Records from a collection:
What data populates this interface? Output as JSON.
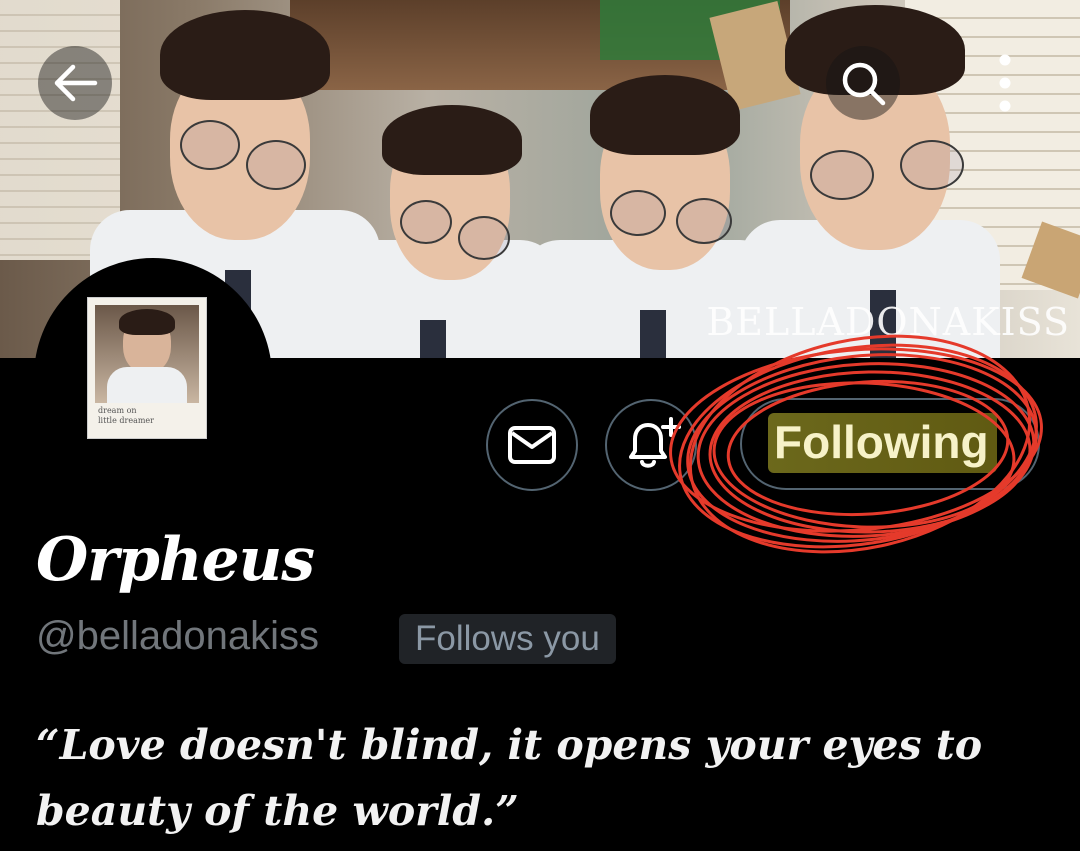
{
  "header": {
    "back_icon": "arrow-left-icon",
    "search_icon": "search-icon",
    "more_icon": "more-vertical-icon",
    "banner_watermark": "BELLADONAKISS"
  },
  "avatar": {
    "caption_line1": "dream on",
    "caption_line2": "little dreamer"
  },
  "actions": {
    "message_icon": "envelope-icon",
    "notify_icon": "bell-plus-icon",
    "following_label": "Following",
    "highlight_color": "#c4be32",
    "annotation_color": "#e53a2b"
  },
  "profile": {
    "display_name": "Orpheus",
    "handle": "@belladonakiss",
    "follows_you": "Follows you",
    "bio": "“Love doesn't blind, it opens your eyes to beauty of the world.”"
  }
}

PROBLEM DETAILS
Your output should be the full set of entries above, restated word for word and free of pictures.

SOLUTION
What data populates this interface? Output as JSON.
{
  "header": {
    "back_icon": "arrow-left-icon",
    "search_icon": "search-icon",
    "more_icon": "more-vertical-icon",
    "banner_watermark": "BELLADONAKISS"
  },
  "avatar": {
    "caption_line1": "dream on",
    "caption_line2": "little dreamer"
  },
  "actions": {
    "message_icon": "envelope-icon",
    "notify_icon": "bell-plus-icon",
    "following_label": "Following",
    "highlight_color": "#c4be32",
    "annotation_color": "#e53a2b"
  },
  "profile": {
    "display_name": "Orpheus",
    "handle": "@belladonakiss",
    "follows_you": "Follows you",
    "bio": "“Love doesn't blind, it opens your eyes to beauty of the world.”"
  }
}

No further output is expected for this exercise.